__GIVEN DATA__.
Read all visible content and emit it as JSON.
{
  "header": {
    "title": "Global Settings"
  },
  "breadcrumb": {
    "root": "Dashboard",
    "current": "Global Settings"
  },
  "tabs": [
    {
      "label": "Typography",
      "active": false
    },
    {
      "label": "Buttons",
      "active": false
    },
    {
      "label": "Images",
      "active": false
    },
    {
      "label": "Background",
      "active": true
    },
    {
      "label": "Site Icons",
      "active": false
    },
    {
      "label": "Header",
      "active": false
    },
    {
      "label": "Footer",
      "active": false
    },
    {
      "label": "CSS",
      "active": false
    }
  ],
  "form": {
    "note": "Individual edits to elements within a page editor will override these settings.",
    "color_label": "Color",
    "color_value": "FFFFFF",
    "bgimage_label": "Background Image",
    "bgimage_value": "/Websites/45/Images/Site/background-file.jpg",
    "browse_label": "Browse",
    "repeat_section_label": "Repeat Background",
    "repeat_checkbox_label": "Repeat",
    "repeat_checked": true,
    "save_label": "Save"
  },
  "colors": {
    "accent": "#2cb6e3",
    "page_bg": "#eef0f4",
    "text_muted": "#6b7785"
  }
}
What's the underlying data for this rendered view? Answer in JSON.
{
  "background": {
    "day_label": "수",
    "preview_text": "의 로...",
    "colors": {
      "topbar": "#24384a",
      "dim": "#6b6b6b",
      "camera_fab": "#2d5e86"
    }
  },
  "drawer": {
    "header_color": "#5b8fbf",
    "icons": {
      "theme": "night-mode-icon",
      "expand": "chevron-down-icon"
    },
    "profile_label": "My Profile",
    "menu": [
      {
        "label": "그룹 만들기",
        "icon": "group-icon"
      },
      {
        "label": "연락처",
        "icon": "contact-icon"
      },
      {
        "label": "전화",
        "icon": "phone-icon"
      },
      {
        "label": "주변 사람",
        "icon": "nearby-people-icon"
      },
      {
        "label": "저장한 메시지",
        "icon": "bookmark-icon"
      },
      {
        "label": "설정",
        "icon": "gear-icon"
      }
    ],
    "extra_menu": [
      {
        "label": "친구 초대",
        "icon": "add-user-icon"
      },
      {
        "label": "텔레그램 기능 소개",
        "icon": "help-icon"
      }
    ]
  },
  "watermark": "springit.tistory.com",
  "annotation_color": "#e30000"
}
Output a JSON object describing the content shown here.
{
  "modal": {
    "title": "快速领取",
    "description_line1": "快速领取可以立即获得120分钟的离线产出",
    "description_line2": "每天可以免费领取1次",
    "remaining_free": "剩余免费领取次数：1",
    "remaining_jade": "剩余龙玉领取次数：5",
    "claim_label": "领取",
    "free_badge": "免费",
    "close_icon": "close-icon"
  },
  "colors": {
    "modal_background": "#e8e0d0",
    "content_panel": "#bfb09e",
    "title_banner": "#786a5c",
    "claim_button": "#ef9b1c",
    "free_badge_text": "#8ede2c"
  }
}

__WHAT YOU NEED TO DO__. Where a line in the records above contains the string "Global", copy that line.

__TASK OUTPUT__.
    "title": "Global Settings"
    "current": "Global Settings"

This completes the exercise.